Don't know anything at all about 'endostick' except for skimming your link - thought it was related to the 'endotap' method, which looks rather... dubious to say the least, but it seems to be different & more about pressure points & such, which can be largely sound principles IMO. However, as I said I know next to nothing about it.
While researching positive training methods, aka occulant training, I kept thinking "But what about HORSES?"
I'm guessing you mean 'operant' training, aka behavioural training, which is not only positive. What about horses? Behavioural psychology is about the principles & 'laws' of learning that animals learn/behave by and is sound for all species. Of course each species has different motivations, but we all essentially learn in the same way and the principles of behavioural modification work across the board.
I find it interesting in having trained horses, dogs, cats, chooks... and used the same sort of principles with my kids(they're the hardest beasts to train!), that when learning & talking to others about it, that some people, if only having experienced it on one species sometimes doubt the effectiveness of use with other animals. I've heard dog people say it wouldn't work for horses, horse people say it wouldn't work for dogs, people say it's only effective on wild zoo animals... people using it on mentally disabled patients say it couldn't work on animals, only people...
It made sense that it could work for on the ground, and maybe in the saddle if the trainer knows how to do it properly.

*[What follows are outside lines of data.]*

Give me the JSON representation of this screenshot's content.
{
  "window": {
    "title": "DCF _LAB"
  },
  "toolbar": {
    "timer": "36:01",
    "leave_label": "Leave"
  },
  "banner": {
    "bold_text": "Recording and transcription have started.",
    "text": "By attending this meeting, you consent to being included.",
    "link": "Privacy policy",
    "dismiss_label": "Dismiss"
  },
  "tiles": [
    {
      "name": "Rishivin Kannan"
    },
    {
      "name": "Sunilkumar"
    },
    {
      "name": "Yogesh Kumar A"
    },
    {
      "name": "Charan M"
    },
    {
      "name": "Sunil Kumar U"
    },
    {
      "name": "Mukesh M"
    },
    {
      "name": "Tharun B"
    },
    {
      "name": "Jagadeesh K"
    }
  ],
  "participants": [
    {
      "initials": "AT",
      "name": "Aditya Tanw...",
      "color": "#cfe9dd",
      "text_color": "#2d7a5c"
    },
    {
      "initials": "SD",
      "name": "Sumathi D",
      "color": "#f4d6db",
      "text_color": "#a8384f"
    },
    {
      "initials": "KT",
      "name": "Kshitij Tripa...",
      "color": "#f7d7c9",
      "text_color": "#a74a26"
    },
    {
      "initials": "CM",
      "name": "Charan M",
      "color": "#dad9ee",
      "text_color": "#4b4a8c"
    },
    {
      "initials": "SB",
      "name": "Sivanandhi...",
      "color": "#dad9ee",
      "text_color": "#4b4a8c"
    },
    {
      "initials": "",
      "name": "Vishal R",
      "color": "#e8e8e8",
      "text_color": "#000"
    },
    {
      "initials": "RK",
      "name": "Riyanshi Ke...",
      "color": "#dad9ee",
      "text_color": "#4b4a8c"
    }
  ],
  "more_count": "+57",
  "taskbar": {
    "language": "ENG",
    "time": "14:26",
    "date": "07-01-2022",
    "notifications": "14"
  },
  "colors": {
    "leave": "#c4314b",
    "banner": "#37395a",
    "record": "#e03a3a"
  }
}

But problem horses? No way. There's no possible way someone with a clicker and a sharp mind could get a horse to stop trying to kick you in the face.
Firstly, the clicker is but a handy tool for use in training. It is a 'bridging signal' to help the horse associate behaviour with positive reinforcement(reward). It is by no means necessary though and whatever original, short, sharp signal you choose will become effective. Dolphin trainers tend to use whistles. I tend to just use 'Good!', especially when riding, so I don't have my hands cluttered. As far as problem horses & stopping kicks to the face or such, I think you're looking at it too directly - as if the clicker is the trainer, the Answer or some such. Again the clicker is but a handy tool, as with food treats or such, it's the *principles* you learn & apply that are the important bits. Then you will learn how to modify their behaviour *and attitude* in order to *avoid* the aggression, rather than just reacting to it when it happens. I actually find using 'clicker training' principles especially valuable in working with 'aggressive' or 'rude' horses.
it is still a form of reflexology and it does not teach the horse to listen to the rider and it does not teach the rider to communicate with his horse as a whole being.
Perhaps, like 'clicker training' IT does not train the horse, but it may be a useful tool to help a trainer?